**What you need to do**
Please copy each line of the data that includes the string "errors".

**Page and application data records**
_ _ _ _ _ _ _

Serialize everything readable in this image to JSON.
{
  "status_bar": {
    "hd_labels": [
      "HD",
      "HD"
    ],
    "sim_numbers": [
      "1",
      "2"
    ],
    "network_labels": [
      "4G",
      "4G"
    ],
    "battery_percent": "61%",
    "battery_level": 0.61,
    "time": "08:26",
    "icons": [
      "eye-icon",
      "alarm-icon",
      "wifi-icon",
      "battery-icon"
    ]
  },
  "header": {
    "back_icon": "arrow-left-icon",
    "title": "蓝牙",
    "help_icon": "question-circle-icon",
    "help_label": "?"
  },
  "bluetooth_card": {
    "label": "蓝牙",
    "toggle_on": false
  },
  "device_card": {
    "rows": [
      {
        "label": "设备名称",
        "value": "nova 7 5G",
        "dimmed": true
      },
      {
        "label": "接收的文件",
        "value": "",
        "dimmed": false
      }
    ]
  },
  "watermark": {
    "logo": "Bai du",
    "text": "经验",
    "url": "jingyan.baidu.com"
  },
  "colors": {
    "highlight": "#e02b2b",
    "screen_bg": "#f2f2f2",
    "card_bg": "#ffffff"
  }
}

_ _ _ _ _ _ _

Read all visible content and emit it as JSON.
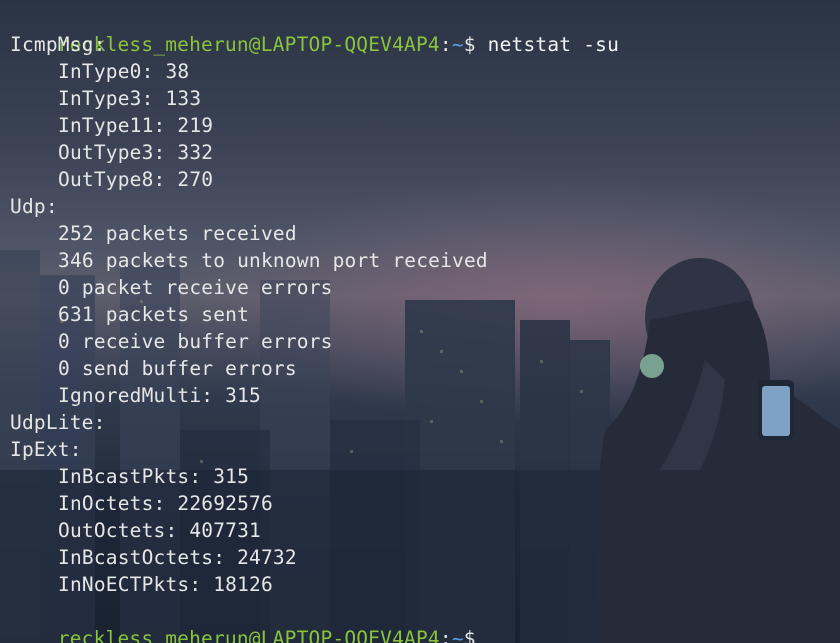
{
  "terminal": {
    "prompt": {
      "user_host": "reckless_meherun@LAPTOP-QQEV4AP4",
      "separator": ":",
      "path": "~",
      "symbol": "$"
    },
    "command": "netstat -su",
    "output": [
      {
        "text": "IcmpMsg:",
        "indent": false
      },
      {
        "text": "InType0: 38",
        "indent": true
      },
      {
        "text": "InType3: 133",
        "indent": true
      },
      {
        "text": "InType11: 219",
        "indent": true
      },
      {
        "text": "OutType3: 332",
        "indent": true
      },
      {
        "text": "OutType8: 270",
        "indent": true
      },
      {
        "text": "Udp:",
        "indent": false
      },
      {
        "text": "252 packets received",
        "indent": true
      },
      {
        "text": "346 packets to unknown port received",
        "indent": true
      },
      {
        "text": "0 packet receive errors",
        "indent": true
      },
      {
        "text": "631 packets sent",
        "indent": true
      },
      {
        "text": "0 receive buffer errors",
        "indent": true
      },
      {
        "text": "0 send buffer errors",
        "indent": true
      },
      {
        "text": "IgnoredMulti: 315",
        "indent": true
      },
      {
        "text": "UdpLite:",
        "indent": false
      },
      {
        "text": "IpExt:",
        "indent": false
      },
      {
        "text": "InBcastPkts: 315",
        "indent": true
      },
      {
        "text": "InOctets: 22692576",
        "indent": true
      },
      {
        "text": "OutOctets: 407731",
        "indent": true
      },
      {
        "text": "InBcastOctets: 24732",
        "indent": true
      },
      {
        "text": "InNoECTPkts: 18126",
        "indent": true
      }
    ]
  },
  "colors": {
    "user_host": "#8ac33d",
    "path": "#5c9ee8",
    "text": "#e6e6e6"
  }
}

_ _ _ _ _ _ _

**Output of the task**
        "text": "0 packet receive errors",
        "text": "0 receive buffer errors",
        "text": "0 send buffer errors",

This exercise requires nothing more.